Have you ever heard a client, product owner, or stakeholder praise wireframes? Do you, as a designer, love spending hours creating or updating your own wireframes? No, me neither. For years we've tried to maintain the metaphor of the wireframe as part of our web design process. It's time to give up the ghost and finally let wireframes die.
Since its beginning, the wireframe has been used to outline content placement, order components on the page and describe interactions in excruciating detail. In a traditional waterfall model, wireframes are one of the initial pieces of documentation that inform not only structure, but also content, design and development. The lines can be a bit blurry as to who creates them. Wireframes are more commonly created by an information architect who fine tunes the relationship between information, content and categories or a designer who focuses on visual relationships and aesthetics. In a typical process wireframes are created and given to a designer to make them "pretty". The prettified wireframes then pass to the developers to make them work.

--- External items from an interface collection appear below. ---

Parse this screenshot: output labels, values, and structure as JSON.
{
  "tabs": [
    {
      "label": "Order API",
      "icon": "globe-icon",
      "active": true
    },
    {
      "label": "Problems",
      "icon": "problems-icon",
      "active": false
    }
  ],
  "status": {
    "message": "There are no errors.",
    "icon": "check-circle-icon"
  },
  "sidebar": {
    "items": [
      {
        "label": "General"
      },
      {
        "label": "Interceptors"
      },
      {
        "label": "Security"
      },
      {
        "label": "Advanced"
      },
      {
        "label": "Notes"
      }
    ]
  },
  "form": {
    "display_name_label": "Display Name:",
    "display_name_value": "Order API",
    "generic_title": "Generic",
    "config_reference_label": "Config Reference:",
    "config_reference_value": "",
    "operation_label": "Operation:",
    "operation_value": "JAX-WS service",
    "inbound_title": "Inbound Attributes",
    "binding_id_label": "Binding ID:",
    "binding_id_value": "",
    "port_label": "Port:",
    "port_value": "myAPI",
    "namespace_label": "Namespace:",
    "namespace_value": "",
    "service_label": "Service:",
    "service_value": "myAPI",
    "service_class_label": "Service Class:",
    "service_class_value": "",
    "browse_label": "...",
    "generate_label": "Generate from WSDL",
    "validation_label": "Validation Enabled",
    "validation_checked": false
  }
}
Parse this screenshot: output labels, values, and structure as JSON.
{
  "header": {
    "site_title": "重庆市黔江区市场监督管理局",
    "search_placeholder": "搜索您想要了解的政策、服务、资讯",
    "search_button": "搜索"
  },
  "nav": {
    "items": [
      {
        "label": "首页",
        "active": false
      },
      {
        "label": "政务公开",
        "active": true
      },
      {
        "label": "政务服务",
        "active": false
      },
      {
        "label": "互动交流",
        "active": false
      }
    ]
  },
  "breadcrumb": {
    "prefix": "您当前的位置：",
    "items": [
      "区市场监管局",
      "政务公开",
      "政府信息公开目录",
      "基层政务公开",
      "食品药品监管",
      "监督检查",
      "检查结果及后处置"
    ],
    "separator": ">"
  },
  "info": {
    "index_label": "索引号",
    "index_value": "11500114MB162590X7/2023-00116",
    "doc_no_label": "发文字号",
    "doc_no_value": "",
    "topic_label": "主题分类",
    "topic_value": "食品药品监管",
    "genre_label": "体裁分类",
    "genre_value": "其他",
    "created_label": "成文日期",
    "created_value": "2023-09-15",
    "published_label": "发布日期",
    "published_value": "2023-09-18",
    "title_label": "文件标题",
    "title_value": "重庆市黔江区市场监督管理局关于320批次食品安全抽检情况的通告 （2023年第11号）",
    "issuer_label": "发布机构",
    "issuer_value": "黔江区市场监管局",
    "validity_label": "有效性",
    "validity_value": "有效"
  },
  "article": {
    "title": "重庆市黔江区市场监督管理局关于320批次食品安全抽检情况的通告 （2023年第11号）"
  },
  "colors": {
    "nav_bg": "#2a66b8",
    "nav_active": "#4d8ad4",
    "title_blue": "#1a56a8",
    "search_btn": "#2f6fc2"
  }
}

This one-way communication methodology is where many problems in communication start to bubble up. Teammates further down the waterfall feel like they've been limited in the decisions they make moving forward. Wireframes amount to a paint-by-numbers system in which the designer uses their preferred design tool to essentially paint over the wireframe, limiting their ability to problem solve.
Wireframes often provide too much information, too early. A series of annotated wireframes are some of the first things a stakeholder is shown for sign off. This creates a lock-in for designers and developers as they begin their work and limits them in exercising their creativity. In being static, wireframes are incapable of demonstrating interactions and instead attempt to describe them, heavily.
Obviously, depending on the complexity and scope of a project, wireframes need to be heavily annotated and documented as part of a functional specification so those further down the waterfall know what is intended. But people don't read documentation. Trying to describe the functionality of complex interactions is difficult. Designers and developers interpret annotations, sometimes correctly, sometimes not.
After a wireframe is passed downstream to the designers, they pass the wireframe and their mockups to the developers. The developers receive a large packet of documentation. By this time, the first round of wireframes that have made it to the developers, have already started to be changed. The wireframes become out of date quickly, which creates a constant cycle of never-ending revisions where those further down the waterfall become more out of sync with those at the beginning.
Consider rapid prototyping as an alternative to improve communication across multiple disciplines. There are four primary tenets to rapid prototyping:
Any process should be agile. Simple guidelines for a rapid prototyping process can be broken down into four steps that should happen concurrently:
The primary concepts behind rapid prototyping help to tear down silos, foster cross-discipline collaboration and provide all members of your team the opportunity to participate in the design process. Rapid prototypes allow the team to explore and validate a design idea, its interactions and communicate the results to others while reducing waste and time-to-market. It's a useful tool in any team's toolbox that provides a more powerful way to explore and communicate design solutions.
Words: Bermon Painter